Einstein’s theory of special relativity makes some extraordinary predictions, including the idea that moving clocks tick at a slower rate than stationary ones. As clocks approach the speed of light, they tick even more slowly, getting closer and closer to not ticking at all. This concept raises an intriguing question: Does light “experience” time, considering that fast-moving objects encounter time more slowly, and light is the ultimate speed limit? Numerous answers have been provided on online physics chat forums, but what is the truth?

At first glance, the notion that light does not experience time appears absurd. We can observe light passing from the Sun to the Earth and even determine how long it takes (roughly eight minutes). As a result, it seems evident that light experiences time. However, that is the time we experience. The question remains: what does light perceive?

Answering this question is complicated. Physics is an experimental science, and the most reliable approach to answering questions is by conducting experiments. We could devise an experiment in which a clock is linked to a photon. The only issue with that notion is that it is entirely impracticable. Only objects without mass, such as light photons, can travel at the speed of light, while objects with mass must travel more slowly. Since clocks have mass, no clock can accompany light to allow us to conduct the experiment.
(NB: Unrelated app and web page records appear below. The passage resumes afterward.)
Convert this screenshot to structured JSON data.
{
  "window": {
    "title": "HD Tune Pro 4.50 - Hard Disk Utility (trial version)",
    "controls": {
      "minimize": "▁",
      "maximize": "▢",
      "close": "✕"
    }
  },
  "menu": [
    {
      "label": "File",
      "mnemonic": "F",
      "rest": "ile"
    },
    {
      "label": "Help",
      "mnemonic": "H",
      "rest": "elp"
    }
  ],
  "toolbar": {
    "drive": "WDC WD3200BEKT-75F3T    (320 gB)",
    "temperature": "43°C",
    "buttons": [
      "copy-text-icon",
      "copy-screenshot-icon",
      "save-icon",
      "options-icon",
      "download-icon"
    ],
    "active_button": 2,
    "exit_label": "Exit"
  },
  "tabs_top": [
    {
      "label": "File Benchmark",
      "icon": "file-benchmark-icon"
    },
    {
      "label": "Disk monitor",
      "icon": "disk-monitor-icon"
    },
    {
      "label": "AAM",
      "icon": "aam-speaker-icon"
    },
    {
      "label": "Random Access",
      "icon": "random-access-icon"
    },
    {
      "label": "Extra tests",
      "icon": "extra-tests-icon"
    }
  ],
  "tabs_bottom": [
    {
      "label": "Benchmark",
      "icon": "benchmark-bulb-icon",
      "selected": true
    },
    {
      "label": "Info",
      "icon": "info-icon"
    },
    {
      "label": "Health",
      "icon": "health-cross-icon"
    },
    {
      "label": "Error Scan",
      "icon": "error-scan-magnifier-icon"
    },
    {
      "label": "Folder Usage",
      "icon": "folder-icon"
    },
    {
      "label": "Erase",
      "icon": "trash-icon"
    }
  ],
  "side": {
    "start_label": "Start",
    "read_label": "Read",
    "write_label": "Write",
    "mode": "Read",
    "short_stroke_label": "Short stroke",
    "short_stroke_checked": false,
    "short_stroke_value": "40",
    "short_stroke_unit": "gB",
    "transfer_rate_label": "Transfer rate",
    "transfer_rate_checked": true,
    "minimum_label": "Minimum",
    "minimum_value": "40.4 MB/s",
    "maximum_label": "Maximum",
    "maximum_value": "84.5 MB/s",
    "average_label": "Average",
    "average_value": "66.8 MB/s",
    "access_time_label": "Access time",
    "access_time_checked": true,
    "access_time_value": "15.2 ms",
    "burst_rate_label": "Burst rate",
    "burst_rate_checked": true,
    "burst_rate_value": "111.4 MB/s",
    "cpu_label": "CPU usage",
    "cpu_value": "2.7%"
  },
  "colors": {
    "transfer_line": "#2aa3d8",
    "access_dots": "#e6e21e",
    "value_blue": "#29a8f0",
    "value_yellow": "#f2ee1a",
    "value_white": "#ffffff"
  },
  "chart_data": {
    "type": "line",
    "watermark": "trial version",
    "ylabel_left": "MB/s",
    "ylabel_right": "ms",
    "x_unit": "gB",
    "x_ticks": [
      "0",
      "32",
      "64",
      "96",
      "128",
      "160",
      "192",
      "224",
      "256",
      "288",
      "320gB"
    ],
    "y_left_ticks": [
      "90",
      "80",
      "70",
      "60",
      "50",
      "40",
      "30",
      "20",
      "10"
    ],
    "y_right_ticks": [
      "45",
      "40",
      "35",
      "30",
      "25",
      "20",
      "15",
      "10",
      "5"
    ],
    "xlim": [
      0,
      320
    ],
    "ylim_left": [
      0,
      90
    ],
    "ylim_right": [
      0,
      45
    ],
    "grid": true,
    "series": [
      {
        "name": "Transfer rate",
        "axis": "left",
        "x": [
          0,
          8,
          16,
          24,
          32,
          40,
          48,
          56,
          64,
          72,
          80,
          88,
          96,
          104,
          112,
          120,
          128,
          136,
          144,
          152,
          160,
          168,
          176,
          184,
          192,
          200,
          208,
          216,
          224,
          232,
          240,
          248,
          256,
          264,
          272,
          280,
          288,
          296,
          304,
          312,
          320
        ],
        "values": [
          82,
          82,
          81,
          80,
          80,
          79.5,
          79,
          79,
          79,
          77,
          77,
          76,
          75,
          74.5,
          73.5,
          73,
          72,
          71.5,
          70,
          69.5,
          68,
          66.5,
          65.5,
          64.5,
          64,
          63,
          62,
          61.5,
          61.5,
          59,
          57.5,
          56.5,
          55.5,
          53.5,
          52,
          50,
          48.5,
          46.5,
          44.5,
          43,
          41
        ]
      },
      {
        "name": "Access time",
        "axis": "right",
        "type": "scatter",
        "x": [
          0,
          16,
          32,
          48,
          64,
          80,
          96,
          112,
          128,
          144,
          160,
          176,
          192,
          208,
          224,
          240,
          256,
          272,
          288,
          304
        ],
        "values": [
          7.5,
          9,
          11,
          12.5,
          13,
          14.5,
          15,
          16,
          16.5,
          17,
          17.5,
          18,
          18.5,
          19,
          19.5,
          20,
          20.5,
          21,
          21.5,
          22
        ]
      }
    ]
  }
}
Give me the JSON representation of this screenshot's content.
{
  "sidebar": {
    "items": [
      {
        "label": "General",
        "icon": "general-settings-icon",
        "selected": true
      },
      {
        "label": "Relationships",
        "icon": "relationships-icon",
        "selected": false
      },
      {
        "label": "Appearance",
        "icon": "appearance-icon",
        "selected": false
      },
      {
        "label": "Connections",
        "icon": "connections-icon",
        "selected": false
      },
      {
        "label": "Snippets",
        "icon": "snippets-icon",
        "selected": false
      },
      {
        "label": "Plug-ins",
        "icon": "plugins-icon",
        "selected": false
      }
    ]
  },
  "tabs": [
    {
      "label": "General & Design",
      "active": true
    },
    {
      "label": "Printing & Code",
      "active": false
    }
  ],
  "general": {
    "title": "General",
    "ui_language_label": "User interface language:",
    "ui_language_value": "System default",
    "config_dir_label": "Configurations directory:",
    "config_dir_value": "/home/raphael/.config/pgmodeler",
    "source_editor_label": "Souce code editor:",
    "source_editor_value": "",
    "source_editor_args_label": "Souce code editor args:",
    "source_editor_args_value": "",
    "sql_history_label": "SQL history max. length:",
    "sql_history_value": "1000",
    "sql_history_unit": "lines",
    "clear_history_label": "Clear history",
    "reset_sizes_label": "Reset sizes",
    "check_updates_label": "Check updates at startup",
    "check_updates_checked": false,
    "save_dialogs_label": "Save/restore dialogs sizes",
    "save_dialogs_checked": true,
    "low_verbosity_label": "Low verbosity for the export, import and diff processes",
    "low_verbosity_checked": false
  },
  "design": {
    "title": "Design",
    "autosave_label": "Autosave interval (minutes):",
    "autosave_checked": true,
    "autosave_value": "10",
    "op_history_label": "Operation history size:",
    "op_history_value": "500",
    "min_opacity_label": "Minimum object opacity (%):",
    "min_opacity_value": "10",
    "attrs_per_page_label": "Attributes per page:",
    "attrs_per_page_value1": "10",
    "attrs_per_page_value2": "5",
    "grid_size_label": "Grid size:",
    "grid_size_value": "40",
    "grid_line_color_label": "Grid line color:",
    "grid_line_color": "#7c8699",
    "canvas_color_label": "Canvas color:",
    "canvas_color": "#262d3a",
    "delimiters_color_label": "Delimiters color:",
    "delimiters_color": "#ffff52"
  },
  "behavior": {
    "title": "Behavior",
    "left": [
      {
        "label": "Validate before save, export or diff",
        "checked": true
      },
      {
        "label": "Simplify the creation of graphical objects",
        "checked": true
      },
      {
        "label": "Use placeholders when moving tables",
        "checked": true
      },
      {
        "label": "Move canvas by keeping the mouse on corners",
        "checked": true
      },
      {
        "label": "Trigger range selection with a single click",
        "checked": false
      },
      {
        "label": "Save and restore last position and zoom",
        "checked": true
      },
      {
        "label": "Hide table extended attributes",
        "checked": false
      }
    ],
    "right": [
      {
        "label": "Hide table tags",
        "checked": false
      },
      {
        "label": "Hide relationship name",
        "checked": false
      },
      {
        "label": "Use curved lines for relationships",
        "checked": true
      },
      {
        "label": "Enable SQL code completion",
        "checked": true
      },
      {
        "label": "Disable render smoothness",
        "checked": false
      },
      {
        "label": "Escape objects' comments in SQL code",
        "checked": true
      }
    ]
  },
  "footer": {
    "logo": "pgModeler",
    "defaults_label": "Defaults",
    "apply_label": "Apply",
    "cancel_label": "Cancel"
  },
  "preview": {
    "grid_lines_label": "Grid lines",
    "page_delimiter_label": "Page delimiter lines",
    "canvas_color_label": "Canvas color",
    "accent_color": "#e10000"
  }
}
Determining whether light experiences time is challenging, but it raises fundamental questions about the nature of light and time. Although we may not be able to conduct experiments to answer this question definitively, contemplating the question can still expand our understanding of the universe.